***** Provided information

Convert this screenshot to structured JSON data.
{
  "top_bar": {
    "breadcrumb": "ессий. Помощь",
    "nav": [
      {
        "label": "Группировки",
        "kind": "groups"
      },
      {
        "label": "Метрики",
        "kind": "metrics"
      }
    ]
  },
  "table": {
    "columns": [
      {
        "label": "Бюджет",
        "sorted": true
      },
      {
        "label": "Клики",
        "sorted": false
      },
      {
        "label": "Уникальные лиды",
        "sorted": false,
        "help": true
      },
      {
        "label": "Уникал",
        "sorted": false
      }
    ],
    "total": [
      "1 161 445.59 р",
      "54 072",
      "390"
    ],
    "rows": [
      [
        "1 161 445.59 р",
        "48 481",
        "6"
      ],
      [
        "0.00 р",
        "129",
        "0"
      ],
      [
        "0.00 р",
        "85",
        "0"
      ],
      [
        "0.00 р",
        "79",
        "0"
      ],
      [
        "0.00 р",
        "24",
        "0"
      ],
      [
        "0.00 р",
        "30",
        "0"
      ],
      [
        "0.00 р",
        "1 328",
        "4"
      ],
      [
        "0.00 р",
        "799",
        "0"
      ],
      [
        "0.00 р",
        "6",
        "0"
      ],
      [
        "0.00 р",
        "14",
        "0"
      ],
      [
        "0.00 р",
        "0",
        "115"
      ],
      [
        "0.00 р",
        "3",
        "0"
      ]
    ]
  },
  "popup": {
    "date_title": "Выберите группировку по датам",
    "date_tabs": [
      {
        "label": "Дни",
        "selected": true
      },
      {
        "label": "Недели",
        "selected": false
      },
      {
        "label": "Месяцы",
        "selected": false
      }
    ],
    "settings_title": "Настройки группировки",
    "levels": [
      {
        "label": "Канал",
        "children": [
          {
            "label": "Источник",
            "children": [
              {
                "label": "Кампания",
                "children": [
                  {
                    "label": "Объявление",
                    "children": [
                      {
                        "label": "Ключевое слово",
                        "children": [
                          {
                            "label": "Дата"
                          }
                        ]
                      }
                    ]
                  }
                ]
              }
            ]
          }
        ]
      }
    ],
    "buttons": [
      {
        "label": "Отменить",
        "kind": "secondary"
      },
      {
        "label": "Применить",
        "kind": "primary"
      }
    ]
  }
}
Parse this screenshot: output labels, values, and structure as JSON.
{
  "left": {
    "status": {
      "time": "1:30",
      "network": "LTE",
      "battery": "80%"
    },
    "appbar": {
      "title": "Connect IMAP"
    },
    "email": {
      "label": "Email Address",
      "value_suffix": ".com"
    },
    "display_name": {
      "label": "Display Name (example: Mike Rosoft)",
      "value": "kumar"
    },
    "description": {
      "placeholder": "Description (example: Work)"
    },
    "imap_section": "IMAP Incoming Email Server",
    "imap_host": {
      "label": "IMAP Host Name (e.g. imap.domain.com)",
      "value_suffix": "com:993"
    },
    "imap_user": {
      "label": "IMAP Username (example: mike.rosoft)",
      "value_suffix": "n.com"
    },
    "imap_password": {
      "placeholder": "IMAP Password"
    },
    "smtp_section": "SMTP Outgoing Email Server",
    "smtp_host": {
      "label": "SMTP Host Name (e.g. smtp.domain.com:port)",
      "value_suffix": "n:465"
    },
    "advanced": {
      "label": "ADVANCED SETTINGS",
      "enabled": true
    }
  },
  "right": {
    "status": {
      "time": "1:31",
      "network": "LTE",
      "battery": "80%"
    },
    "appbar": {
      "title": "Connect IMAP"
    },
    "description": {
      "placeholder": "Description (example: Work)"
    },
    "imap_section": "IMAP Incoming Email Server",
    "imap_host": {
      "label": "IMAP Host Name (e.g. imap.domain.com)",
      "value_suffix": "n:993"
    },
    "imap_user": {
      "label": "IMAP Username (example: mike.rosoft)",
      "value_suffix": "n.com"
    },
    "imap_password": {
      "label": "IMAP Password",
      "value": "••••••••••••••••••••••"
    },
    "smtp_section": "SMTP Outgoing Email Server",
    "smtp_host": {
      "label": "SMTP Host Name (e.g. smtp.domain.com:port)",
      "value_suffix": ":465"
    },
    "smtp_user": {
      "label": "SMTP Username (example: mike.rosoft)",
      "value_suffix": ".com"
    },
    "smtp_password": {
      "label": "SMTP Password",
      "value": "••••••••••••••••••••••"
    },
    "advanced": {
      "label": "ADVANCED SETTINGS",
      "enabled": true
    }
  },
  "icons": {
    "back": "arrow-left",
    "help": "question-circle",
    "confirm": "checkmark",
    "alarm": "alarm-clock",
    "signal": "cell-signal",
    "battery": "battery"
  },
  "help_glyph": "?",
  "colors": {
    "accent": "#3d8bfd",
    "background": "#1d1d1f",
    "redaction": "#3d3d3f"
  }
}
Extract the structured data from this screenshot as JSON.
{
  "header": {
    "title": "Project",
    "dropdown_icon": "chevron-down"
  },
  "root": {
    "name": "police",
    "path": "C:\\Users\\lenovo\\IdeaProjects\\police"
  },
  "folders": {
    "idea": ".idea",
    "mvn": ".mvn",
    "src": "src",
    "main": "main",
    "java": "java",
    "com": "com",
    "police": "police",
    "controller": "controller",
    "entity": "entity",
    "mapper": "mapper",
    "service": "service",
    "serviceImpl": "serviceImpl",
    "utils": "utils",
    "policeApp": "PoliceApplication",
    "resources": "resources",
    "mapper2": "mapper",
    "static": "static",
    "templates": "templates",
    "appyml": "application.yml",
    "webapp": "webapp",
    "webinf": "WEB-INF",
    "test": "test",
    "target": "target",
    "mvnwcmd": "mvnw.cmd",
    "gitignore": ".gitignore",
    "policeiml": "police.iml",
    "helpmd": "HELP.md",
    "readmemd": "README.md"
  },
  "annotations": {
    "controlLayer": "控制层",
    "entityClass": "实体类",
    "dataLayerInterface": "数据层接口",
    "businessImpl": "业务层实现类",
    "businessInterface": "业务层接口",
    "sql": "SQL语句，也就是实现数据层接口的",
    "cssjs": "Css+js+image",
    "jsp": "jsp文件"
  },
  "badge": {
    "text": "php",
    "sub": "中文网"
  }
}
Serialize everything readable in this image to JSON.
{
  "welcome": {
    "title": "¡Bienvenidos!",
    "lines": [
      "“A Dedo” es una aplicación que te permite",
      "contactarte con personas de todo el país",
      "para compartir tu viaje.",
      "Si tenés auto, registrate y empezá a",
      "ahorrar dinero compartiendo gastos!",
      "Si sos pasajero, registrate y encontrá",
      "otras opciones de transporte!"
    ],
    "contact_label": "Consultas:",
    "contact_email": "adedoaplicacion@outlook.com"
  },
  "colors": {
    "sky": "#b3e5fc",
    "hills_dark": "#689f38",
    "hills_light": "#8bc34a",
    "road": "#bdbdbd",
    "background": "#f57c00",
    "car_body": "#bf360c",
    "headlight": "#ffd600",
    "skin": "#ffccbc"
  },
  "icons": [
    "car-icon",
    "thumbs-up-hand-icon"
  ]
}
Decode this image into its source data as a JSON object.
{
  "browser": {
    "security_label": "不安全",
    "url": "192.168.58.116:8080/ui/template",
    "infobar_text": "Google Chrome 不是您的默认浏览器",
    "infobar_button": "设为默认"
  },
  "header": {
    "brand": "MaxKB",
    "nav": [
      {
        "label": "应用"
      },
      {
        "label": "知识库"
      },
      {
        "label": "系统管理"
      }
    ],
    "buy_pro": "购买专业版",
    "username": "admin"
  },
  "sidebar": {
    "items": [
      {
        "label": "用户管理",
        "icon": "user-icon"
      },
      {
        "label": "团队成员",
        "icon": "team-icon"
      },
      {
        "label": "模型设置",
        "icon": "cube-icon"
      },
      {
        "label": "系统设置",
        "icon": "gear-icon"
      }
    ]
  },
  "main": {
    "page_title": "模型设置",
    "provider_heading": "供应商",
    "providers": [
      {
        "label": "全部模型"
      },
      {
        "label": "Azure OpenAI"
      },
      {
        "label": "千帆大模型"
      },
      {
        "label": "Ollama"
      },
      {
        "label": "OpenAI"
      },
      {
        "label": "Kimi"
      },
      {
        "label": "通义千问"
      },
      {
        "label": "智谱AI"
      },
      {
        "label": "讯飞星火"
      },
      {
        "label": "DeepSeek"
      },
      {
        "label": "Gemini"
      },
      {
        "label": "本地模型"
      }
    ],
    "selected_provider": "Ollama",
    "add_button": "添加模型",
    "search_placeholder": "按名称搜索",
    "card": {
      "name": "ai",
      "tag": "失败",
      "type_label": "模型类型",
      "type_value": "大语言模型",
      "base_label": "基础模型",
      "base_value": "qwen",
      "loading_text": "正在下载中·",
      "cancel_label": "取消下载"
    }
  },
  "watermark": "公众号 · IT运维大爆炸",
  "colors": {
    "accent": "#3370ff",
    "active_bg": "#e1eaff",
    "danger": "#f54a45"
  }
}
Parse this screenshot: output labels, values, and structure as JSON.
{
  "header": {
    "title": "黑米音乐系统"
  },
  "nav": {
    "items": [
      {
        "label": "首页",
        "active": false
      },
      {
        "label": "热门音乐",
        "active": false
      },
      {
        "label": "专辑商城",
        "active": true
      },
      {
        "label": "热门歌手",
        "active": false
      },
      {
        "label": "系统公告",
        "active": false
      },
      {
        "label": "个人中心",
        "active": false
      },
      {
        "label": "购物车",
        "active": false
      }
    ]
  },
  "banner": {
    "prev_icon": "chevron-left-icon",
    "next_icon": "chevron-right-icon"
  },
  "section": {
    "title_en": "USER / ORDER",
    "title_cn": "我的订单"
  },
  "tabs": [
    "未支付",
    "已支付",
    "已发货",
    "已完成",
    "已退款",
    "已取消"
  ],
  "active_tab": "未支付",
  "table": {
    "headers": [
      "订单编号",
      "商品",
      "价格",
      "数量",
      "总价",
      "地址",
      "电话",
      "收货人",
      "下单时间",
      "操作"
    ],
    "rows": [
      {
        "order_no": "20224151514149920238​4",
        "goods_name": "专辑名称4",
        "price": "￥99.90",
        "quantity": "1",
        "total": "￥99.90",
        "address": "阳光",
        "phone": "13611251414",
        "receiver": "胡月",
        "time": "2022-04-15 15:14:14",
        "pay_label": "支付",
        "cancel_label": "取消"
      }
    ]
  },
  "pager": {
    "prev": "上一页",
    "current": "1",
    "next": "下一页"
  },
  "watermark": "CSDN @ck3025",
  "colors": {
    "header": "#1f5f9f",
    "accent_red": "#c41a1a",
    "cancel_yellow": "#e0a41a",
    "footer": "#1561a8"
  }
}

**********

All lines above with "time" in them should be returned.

**Finished task**
      "time": "1:30",
      "time": "1:31",
        "time": "2022-04-15 15:14:14",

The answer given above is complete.